Oxygen and carbon isotope and Sr/Ca signatures of high-latitude Permian to Jurassic calcite fossils from New Zealand and New Caledonia
Reason for embargo
Calcite fossils from New Zealand and New Caledonia provide insight into the Permian to Jurassic climatic history of Southern High Latitudes (southern HL) and Triassic Southern Intermediate Latitudes (southern IL). These results permit comparison with widely studied, coeval sections in Low Latitudes (LL) and IL. Oxygen isotope ratios of well-preserved shell materials indicate a partially pronounced Sea Surface Temperature (SST) gradient in the Permian, whereas for the Triassic no indication of cold climates in the southern HL is found. The Late Jurassic of New Zealand is characterized by a slight warming in the Oxfordian–Kimmeridgian and a subsequent cooling trend in the Tithonian. Systematic variations in the δ13C values of southern HL samples are in concert with those from LL sections and confirm the global nature of the carbon isotope signature and changes in the long-term carbon cycle reported earlier. Systematic changes of Sr/Ca ratios in Late Triassic brachiopods, falling from 1.19 mmol/mol in the Oretian (early Norian) to 0.67 mmol/mol in the Warepan (late Norian) and subsequently increasing to 1.10 mmol/mol in the Otapirian (~ Rhaetian), are observed. Also Sr/Ca ratios of Late Jurassic belemnite genera Belemnopsis and Hibolithes show synchronous changes in composition that may be attributed to secular variations in the seawater Sr/Ca ratio. For the two belemnite genera an increase from 1.17 mmol/mol in the Middle Heterian (~ Oxfordian) to 1.78 mmol/mol in the Mangaoran (~ late Middle Tithonian) and a subsequent decrease to 1.51 mmol/mol in the Waikatoan (~ Late Tithonian) is documented.

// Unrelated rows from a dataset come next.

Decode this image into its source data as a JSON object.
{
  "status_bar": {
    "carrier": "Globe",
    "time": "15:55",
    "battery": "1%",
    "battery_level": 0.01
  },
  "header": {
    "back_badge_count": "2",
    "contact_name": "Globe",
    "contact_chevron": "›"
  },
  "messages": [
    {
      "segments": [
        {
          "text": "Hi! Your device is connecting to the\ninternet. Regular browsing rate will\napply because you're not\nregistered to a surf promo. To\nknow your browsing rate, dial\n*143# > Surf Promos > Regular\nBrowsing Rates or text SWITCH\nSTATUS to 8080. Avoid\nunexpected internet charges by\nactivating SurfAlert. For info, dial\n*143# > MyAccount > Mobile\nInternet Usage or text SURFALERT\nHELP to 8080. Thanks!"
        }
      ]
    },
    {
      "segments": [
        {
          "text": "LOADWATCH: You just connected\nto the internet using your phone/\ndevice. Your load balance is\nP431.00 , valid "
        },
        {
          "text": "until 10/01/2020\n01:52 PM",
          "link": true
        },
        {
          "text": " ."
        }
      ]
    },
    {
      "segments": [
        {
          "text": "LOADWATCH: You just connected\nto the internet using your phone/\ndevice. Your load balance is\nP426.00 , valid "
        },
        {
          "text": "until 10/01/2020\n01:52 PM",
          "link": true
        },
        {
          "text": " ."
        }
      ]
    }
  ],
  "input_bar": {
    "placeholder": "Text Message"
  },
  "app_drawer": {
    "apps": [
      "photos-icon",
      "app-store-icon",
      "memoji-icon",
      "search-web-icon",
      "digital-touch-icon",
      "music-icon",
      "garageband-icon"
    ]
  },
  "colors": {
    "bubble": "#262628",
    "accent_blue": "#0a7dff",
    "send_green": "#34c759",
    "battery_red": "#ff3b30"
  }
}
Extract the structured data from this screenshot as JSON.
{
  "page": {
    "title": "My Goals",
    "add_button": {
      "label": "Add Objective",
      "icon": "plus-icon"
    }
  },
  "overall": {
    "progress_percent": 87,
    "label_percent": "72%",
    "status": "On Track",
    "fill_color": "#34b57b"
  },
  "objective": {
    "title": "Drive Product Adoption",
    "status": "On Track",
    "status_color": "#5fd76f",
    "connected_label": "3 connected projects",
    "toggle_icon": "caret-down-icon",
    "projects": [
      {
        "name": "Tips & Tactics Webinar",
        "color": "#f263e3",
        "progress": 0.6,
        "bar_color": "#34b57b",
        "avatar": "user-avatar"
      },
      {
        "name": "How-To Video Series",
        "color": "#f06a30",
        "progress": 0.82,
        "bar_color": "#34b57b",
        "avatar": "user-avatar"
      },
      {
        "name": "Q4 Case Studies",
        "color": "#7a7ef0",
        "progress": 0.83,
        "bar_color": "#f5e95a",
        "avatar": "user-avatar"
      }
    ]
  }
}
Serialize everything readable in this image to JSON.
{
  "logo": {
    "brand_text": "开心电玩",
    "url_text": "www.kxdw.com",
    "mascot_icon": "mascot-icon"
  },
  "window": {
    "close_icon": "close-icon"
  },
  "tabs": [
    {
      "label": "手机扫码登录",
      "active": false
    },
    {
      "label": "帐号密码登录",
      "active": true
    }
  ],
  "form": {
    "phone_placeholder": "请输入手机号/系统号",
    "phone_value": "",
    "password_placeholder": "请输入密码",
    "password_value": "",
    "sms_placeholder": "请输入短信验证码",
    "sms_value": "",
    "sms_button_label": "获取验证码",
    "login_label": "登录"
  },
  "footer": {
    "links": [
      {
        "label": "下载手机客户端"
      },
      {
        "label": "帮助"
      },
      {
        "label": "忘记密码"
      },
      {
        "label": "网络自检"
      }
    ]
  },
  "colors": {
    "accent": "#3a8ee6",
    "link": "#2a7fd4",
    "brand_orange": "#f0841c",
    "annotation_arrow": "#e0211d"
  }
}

This project was funded by the Danish Council for Independent Research– Natural Sciences (project 09-072715), the Carlsberg Foundation (project nr 2011-01-0737) provided for CK, and by the University of Copenhagen (IGN). CVU acknowledges funding from the German National Academy of Sciences – Leopoldina (grant nr LPDS 2014-08)
Article available online 12 November 2015
This is the author accepted manuscript. The final version is available from the publisher via the DOI in this record.
Vol. 38, pp. 60 - 73